About This Plant

Taxus baccata, commonly known as the English yew, is an evergreen coniferous tree known for its elegant and dense foliage. The tree typically reaches a height of 50 to 60 feet (15 to 18 meters), though some specimens can grow even taller. The bark of the Taxus baccata is thin, smooth, and reddish-brown when young, gradually becoming rougher and greyer as the tree matures. Over time, it may develop a peeling or scaly texture. Additionally, the Taxus baccata is valued for its longevity, with some specimens living for several centuries.

The Story


The leaves of Taxus baccata are needle-like, arranged spirally along the stems, and are characterized by their dark green colour. The needles are relatively short, measuring around 1 to 4 centimetres in length. They have a glossy texture, and the upper surface is often darker than the lower surface. The leaves emit a distinct, resinous fragrance when crushed.

It’s important to note that while the arils are visually appealing, they contain a toxic compound called taxine, and all parts of the English yew tree are highly poisonous if ingested. As such, caution should be exercised, especially in areas frequented by children or pets.


Taxus Baccata produces small, berry-like structures known as arils. The arils of Taxus Baccata are red, fleshy, and cup-shaped, surrounding a single seed. These arils are typically produced in abundance on the female trees, adding a burst of colour to the dark green needles.

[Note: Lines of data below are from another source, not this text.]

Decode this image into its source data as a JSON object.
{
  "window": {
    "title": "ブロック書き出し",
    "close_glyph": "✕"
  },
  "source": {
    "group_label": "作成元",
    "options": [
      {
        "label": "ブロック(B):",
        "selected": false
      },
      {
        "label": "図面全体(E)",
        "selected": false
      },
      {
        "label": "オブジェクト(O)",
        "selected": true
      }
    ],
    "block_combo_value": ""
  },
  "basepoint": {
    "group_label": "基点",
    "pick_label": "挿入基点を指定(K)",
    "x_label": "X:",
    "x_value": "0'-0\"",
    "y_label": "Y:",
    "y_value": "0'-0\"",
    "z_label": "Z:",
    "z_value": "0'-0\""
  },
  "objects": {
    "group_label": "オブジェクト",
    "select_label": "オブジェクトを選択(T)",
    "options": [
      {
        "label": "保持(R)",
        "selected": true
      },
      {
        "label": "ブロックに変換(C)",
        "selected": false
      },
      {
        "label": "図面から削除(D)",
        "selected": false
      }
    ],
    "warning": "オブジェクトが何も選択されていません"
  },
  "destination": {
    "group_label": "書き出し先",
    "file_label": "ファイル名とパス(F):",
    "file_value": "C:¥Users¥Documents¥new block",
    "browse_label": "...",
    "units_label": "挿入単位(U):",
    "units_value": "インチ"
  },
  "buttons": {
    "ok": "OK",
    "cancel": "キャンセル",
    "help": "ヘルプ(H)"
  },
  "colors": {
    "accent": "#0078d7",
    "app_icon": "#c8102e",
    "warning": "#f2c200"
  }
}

The seeds themselves are not as conspicuous, nestled within the protective covering of the aril.